RECORD EXTRACTS Block Start
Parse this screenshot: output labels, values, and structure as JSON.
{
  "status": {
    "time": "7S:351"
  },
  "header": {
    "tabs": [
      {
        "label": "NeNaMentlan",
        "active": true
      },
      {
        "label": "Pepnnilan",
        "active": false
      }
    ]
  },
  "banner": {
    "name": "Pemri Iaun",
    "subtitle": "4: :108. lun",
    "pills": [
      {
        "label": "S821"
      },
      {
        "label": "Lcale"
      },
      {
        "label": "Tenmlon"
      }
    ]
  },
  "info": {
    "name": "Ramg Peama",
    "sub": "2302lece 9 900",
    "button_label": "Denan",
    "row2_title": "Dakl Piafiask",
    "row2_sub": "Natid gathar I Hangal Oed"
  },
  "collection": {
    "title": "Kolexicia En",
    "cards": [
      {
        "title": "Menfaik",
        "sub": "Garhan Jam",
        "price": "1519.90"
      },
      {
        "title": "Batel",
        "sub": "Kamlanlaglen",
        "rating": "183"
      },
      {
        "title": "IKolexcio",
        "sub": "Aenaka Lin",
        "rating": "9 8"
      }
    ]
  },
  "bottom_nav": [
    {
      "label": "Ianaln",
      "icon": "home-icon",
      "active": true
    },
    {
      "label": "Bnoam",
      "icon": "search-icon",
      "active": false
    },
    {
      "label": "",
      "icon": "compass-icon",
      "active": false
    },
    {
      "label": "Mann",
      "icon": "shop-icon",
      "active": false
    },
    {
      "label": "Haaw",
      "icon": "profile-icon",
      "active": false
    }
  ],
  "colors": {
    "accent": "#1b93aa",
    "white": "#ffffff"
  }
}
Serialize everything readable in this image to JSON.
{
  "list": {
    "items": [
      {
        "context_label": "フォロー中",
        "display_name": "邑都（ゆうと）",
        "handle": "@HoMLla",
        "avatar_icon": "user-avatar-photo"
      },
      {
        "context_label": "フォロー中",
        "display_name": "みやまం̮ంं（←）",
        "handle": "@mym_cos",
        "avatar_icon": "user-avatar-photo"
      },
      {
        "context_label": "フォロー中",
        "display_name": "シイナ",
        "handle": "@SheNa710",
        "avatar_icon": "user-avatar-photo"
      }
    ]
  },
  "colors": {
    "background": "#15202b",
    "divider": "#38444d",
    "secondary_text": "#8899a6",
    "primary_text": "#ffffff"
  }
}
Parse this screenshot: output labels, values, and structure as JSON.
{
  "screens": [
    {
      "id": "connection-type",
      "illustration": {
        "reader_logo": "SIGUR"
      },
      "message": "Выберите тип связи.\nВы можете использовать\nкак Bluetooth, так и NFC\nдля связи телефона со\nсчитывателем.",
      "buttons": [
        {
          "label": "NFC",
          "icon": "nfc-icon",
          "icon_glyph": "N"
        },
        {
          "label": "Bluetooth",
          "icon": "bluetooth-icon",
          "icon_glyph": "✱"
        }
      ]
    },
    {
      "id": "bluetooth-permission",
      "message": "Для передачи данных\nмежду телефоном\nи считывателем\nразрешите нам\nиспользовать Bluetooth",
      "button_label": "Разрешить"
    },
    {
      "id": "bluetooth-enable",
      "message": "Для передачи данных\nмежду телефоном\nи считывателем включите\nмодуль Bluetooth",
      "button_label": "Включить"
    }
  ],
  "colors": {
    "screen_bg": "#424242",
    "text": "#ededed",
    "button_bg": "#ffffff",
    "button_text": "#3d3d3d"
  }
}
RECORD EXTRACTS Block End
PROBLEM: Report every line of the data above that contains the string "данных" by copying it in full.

WRITTEN REPLY:
      "message": "Для передачи данных\nмежду телефоном\nи считывателем\nразрешите нам\nиспользовать Bluetooth",
      "message": "Для передачи данных\nмежду телефоном\nи считывателем включите\nмодуль Bluetooth",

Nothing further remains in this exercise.